SAGE, LELAND CHARLES COOKE
Name: Leland Charles Cooke Sage
Rank/Branch: O2/US Navy
Unit: Attack Squadron 144, USS BON HOMME RICHARD
Date of Birth: 25 December 1943 (Chicago IL)
Home City of Record: Waukegan IL
Date of Loss: 23 June 1969
Country of Loss: Laos
Loss Coordinates: 171759N 1054359E (WE779127)
Status (in 1973): Killed/Body Not Recovered
Other Personnel in Incident: (none missing)
Source: Compiled by Homecoming II Project 01 July 1990 from one or more of
the following: raw data from U.S. Government agency sources, correspondence
with POW/MIA families, published sources, interviews. Updated by the P.O.W.
SYNOPSIS: The USS BON HOMME RICHARD (CVA 31) saw early Vietnam war action. A
World War II Essex-class carrier, she was on station participating in combat
action against the Communists as early as August 1964. Her aircraft carried
the first Walleye missiles when they were introduced in 1967. In November
1970, the BON HOMME RICHARD completed its sixth combat deployment and was
scheduled for decommissioning by mid-1971.
One of the aircraft that launched from the decks of the "Bonnie Dick" was
the Douglas Aircraft A4 Skyhawk. The Skyhawk was a perfect carrier aircraft;
it was so compact that it did not need folding wings for aboardship storage
and handling. In spite of its diminutive size, the A4 packed a devastating
punch and performed well where speed and maneuverability were essential.
1LT Leland C.C. Sage was a Skyhawk pilot assigned to VA144 onboard the USS
BON HOMME RICHARD. On June 23, 1969, he launched in his Skyhawk on a night
combat mission into Laos. After rolling in over his target, his aircraft was

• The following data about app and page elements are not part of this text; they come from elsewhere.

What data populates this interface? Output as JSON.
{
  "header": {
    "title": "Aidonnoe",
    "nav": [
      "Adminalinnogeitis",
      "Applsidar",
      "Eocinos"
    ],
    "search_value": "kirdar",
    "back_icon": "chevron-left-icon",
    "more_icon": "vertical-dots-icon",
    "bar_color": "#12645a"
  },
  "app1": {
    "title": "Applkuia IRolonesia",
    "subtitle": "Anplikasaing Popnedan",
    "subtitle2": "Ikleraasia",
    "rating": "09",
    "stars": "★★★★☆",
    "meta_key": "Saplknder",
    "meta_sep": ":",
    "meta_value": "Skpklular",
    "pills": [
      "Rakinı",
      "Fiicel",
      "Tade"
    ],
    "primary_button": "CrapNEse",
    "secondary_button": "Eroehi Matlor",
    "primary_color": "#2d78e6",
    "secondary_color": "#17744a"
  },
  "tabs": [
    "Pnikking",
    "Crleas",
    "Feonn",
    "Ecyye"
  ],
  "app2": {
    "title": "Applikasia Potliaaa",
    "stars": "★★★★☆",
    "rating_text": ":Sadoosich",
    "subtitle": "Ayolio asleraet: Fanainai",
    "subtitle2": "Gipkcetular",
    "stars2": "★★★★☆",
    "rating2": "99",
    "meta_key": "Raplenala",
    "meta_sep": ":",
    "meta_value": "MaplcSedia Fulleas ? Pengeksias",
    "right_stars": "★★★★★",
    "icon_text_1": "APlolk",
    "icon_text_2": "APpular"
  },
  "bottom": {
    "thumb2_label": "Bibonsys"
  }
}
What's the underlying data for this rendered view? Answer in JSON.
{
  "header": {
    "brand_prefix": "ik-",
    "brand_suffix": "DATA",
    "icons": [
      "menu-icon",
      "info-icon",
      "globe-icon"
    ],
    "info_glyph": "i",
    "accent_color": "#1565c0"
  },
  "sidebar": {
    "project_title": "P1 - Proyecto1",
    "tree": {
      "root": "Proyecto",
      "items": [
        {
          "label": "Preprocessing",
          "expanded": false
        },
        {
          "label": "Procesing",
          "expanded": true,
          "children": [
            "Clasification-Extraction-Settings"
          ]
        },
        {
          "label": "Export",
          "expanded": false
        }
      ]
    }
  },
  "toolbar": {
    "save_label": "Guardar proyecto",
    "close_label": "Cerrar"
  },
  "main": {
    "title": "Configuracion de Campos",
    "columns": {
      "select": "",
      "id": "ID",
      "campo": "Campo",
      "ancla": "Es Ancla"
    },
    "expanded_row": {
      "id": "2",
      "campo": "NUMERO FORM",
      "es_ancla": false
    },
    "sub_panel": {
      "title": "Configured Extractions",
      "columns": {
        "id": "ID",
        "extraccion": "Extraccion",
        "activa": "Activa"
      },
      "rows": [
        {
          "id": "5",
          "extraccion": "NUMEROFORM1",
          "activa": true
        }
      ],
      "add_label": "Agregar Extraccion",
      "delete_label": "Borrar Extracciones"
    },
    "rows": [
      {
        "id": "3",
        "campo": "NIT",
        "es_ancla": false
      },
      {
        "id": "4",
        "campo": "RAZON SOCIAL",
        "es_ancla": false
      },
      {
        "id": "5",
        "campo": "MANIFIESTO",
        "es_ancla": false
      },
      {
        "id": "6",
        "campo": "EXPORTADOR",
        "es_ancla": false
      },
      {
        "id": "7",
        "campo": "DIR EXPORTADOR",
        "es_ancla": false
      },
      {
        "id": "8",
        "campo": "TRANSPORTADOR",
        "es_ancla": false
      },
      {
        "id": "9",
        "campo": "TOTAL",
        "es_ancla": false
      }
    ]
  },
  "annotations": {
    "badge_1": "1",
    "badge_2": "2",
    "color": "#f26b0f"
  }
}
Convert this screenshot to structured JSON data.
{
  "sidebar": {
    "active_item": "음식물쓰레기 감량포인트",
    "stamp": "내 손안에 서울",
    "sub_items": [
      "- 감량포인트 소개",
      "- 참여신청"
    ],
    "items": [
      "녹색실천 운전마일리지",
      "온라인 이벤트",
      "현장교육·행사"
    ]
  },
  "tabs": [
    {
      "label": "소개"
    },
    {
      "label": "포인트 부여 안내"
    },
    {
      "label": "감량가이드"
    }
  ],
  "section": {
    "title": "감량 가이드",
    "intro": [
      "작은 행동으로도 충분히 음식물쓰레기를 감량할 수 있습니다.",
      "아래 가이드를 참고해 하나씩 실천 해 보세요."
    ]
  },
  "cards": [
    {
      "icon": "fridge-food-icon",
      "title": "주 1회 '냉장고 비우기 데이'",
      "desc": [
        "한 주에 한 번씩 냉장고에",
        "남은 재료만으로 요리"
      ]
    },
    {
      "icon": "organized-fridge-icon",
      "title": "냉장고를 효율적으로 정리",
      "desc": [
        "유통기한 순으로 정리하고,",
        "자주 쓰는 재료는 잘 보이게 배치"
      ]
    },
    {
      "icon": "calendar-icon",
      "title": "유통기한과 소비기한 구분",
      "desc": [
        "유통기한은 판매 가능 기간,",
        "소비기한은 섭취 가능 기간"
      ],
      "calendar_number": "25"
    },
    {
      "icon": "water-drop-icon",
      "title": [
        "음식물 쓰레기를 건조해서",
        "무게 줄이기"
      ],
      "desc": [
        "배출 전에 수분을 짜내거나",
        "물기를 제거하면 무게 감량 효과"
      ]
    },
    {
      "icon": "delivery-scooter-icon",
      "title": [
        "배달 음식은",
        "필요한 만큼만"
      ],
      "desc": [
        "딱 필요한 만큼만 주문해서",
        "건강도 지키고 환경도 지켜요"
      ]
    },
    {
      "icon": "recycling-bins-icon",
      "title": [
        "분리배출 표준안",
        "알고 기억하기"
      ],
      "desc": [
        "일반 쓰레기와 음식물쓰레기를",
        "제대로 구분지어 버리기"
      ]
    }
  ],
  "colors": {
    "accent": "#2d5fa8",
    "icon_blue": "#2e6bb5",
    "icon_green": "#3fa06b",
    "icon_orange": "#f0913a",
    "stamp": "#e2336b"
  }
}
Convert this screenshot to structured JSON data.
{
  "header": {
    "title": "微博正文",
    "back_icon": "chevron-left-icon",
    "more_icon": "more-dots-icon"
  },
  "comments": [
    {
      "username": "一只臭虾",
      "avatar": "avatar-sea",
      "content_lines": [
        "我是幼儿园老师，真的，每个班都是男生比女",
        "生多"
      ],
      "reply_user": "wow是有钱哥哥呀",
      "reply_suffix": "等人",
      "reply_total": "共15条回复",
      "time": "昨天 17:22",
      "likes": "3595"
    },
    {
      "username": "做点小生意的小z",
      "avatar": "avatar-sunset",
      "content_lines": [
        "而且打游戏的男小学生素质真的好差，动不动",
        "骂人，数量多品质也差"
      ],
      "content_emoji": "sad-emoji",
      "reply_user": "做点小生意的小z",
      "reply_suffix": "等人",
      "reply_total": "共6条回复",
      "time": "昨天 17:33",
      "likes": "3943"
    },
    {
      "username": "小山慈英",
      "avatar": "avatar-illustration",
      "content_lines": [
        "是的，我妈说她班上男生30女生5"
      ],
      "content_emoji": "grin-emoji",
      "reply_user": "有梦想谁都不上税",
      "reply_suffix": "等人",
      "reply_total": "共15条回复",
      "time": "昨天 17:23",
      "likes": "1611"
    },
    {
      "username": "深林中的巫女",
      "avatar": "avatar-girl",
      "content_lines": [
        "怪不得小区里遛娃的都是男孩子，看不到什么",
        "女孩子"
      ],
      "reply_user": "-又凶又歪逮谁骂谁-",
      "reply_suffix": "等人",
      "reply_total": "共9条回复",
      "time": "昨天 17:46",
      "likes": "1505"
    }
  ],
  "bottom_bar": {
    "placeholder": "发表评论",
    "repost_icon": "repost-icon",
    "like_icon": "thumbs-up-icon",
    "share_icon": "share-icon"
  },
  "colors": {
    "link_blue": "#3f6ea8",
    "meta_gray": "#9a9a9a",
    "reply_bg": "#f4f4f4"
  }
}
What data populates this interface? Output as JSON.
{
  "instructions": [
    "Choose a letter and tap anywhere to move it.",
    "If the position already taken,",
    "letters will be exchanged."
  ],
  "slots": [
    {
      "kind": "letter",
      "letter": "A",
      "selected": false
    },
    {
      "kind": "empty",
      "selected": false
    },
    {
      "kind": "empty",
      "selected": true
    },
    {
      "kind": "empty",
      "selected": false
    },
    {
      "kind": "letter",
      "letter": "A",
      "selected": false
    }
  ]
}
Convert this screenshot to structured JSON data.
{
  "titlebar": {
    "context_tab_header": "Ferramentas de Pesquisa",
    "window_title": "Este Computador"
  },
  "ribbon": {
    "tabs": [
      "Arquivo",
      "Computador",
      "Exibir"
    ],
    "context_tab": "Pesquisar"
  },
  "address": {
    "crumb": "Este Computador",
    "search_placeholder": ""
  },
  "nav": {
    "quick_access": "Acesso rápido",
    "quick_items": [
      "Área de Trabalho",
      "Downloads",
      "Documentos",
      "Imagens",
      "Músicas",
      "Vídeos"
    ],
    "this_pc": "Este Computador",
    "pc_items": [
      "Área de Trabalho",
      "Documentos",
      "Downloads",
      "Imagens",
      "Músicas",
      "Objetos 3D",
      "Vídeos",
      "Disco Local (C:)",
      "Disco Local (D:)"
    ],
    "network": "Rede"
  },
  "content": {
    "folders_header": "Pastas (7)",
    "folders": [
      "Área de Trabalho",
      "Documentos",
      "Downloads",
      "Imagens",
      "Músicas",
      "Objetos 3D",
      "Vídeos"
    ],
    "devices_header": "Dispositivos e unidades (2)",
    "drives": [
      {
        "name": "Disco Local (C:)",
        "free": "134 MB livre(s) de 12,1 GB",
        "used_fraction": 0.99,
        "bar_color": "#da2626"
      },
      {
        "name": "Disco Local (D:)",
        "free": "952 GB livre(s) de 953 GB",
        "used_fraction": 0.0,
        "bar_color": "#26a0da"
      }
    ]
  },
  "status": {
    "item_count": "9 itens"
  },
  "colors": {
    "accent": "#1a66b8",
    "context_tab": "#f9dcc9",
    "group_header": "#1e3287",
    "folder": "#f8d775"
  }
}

observed to impact the ground and explode. No rocket explosion from the
ejection seat was seen, nor any other evidence of ejection. No further
communications were heard from him by other aircraft in the area. Enemy
activity in the area precluded a ground search.
It was suspected that anti-aircraft fire in the area had hit the aircraft,
and Sage was unable to eject from the damaged aircraft. He was classified
Killed in Action/Body Not Recovered.
Leland Sage is among nearly 2500 Americans who remain missing in Indochina.
Unlike "MIAs" from other wars, most of these men can be accounted for.
Tragically, over 10,000 reports concerning Americans prisoner, missing or
unaccounted for in Southeast Asia have been received by the U.S. since the
end of the war. Many experts say that the evidence is overwhelming that
Americans were left behind in enemy hands, and that hundreds of them are
alive today. It's time we brought our men home.